But these days it’s really hard to reach through the noice with your music. And whenever people manage to carve out a spot in the limelight for themselves they don’t want to share the space.
I can understand that ’cause I know how much work it takes to get ahead. I can see why people tend to be a bit defencive of their spot. But it’s still a drag. I’m not saying I’m not a part of the problem. I’m probably just the same as any other musician. I just wish that I could somehow change the attitude in the business to a more collective kind of focus. Let’s make something really cool, together. Even though we’re not in the same band or whatever.
Let’s do a tour, a collaboration on a track, cameos in videos. Not because it’s a career move or looks good on the CV. Let’s do it ’cause we all love this thing. It’s fun!
Maybe by writing this I can remind myself to be more open to it. And at least that’s a start, ey?
I’ve got myself a moped with a flatbed. I actually could already have owned one.
When I grew up, an elder relative of mine parked a moped like this one in the woods behind our house. It wasn’t functioning, and I was to young to repair it, so all I could do as a kid was dream about driving it.
Suddenly one day, together with my uncles and some welding, the moped got a changed appearance. It was turned into a gocart. We used a 5 hp motor from an old cultivator, and as for breaks we used nothing.
I still remember the high speed driving. It sure was fast! And the rock in the ditch I crashed it into, sure did it’s job to. I got out just fine, the gocart didn’t. Enough whining about that.
I bought this moped a while ago. It had been left halfway out in a lake or something like that, and as with the case with my bass harmonica, some earlier owner has made some not so great improvements on it, but I seem to prefer to buy stuff like that, and make some crappy stuff work again.
Besides me looking really cool on the road with it, I think the moped can be of use for the band, shooting music videos. Me driving, The Coffa with the steady cam on the flatbed, the rest of the guys in front of us running for their lives… I mean acting.. acting… not running, screaming and crying… noooo, just some good old acting.. perfect. (Mårten ‘Hotlips’ Forssman, harmonica)
It’s a phenomenon I’ve been well acquainted with for my entire adult life, but never had an actual explanation for. I guess it’s a chemical reaction in the body. I call it the post-gig blues. I know many other musicians who deal with the same thing, although they probably have other names for it. It’s a strong sense of melancholy that sets in an hour or two after I’ve played a concert. And typically, the better the show was, the stronger the backlash is. And when it sets in, there is just no way to go to sleep until it wears off, no matter how physically exhausted I might be. I just have to ride it out. That is usually done by listening to music, having a couple of Jack Donald’s, or watching documentaries. After a few hours of this, I’ll eventually feel my mellow return, and I’m able to go to sleep.
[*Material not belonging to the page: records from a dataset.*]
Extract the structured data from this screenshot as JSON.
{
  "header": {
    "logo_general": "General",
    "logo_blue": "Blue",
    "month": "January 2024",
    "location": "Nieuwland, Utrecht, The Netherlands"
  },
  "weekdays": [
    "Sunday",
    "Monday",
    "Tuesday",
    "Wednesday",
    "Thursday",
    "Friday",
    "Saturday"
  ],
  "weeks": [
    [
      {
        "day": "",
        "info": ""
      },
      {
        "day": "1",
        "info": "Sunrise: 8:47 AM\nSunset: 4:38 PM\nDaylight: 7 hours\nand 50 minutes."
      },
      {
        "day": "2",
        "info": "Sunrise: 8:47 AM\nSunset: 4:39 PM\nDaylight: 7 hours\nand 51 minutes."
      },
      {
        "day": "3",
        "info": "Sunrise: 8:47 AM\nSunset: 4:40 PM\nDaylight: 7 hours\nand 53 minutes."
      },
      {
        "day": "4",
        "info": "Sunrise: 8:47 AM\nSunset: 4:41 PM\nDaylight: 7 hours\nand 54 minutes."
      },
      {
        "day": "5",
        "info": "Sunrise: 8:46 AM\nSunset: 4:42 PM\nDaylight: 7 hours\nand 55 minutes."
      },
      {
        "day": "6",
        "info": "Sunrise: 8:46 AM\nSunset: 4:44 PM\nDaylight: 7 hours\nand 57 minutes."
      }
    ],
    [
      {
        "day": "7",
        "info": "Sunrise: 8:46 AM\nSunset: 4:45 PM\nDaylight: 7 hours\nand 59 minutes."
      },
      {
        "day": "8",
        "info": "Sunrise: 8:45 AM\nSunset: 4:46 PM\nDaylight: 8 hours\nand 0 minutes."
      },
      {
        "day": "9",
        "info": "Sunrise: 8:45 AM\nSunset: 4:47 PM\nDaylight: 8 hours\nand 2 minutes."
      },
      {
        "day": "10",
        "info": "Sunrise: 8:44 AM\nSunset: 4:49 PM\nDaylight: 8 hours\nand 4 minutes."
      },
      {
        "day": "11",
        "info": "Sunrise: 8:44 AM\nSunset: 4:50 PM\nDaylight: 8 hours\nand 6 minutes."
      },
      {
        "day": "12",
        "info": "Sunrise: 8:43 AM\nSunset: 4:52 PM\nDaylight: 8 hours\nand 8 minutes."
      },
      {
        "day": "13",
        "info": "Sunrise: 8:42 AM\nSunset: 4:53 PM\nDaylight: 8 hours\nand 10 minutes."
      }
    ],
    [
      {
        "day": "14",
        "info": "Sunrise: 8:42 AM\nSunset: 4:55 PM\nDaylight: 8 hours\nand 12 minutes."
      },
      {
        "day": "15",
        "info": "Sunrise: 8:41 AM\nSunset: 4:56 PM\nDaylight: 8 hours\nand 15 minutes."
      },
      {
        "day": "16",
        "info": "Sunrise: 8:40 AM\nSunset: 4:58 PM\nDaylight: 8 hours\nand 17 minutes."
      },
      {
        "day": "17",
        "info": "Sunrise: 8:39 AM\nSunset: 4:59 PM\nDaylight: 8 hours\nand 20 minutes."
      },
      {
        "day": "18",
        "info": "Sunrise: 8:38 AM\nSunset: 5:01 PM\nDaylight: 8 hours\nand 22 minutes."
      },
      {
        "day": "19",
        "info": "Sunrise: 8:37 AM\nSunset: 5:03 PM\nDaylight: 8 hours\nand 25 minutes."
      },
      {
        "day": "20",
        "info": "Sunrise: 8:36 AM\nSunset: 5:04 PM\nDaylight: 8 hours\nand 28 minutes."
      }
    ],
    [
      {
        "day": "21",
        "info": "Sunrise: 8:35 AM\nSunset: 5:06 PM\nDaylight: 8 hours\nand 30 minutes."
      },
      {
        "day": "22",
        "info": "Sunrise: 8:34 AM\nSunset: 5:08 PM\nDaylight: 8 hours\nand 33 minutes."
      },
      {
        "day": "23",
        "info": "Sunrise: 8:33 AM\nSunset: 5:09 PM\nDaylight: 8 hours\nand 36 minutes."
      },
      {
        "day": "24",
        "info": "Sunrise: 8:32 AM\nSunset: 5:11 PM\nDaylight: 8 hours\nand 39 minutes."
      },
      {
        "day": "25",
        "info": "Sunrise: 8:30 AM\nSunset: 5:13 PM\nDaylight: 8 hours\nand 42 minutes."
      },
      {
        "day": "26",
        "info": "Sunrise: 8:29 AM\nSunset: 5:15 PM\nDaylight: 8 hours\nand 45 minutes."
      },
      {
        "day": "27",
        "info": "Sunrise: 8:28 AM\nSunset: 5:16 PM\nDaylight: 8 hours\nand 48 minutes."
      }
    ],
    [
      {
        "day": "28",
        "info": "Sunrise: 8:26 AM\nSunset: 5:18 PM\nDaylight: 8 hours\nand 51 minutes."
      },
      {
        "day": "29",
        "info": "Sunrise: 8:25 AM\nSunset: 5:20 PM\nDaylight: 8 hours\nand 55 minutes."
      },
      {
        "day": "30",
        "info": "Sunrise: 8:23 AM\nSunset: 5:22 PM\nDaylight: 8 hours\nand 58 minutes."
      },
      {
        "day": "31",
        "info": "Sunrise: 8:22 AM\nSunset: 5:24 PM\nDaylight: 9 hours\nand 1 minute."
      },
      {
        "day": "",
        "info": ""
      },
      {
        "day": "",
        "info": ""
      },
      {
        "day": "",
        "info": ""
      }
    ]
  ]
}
The only thing that really works as a quick fix for the post-gig blues is sex, and I suppose this might be one reason why musicians through the ages have sought company after performances, be it groupies, girl/boyfriends, livestock, or whatever.
I’m so used to this by now, that I’ll actually factor in this process when I make plans for the following day. I know that if I return home at 3:00 a.m., it’s highly unlikely that the post-gig blues will have worn off before 5:00 a.m. at the earliest, and so I’ll need to sleep in a bit to recover.
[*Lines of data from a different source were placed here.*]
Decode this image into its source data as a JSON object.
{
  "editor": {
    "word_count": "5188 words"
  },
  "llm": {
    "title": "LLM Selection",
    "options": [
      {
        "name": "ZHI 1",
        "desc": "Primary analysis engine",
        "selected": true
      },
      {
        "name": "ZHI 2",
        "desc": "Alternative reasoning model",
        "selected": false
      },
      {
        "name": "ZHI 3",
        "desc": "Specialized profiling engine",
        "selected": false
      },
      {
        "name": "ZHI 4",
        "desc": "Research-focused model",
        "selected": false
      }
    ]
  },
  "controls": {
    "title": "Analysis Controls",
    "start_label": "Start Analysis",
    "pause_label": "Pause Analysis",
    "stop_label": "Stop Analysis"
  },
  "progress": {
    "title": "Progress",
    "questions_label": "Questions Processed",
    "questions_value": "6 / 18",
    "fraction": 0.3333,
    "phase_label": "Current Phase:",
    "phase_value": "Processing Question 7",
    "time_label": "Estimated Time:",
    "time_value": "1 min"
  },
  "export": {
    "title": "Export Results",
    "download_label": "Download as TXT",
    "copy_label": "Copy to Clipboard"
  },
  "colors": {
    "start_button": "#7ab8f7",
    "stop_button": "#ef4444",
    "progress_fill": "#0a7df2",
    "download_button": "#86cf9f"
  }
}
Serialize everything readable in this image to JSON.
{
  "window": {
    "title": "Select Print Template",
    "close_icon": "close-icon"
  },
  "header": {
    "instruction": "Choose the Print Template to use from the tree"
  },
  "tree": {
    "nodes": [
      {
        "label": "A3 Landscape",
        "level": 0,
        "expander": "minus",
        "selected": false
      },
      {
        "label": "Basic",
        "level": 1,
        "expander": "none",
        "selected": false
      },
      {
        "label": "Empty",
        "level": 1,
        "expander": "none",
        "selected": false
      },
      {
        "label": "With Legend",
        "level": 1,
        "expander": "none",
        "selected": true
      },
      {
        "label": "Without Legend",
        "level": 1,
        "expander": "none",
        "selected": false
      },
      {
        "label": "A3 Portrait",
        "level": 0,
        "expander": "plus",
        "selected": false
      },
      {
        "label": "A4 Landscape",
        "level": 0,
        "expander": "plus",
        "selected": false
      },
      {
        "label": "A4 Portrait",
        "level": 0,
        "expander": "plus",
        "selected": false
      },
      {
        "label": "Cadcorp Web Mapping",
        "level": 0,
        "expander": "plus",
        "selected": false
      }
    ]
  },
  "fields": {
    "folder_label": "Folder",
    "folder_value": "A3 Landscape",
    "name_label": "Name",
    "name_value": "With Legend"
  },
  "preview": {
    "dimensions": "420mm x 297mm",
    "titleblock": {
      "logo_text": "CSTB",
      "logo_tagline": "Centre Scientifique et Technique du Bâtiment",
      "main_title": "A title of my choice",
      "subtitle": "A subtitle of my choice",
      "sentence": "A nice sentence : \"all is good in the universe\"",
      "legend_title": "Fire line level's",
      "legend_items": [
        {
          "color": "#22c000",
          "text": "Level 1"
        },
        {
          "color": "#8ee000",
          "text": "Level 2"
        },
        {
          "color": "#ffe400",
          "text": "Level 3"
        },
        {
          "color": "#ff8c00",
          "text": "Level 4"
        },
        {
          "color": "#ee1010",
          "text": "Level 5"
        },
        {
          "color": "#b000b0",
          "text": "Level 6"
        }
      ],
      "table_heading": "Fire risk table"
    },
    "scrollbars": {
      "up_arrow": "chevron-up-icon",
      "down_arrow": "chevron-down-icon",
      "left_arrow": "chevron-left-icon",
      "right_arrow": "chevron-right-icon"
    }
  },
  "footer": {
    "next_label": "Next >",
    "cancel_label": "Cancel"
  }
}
So, here’s my question: Is there anyone out there who can explain exactly what is going on during the post-gig blues in scientific terms? Not guessing or speculating, but someone who actually knows? Would you please share this knowledge with me? Inquistitive autodidact wants to know. (Tony Lind, aka Gramps)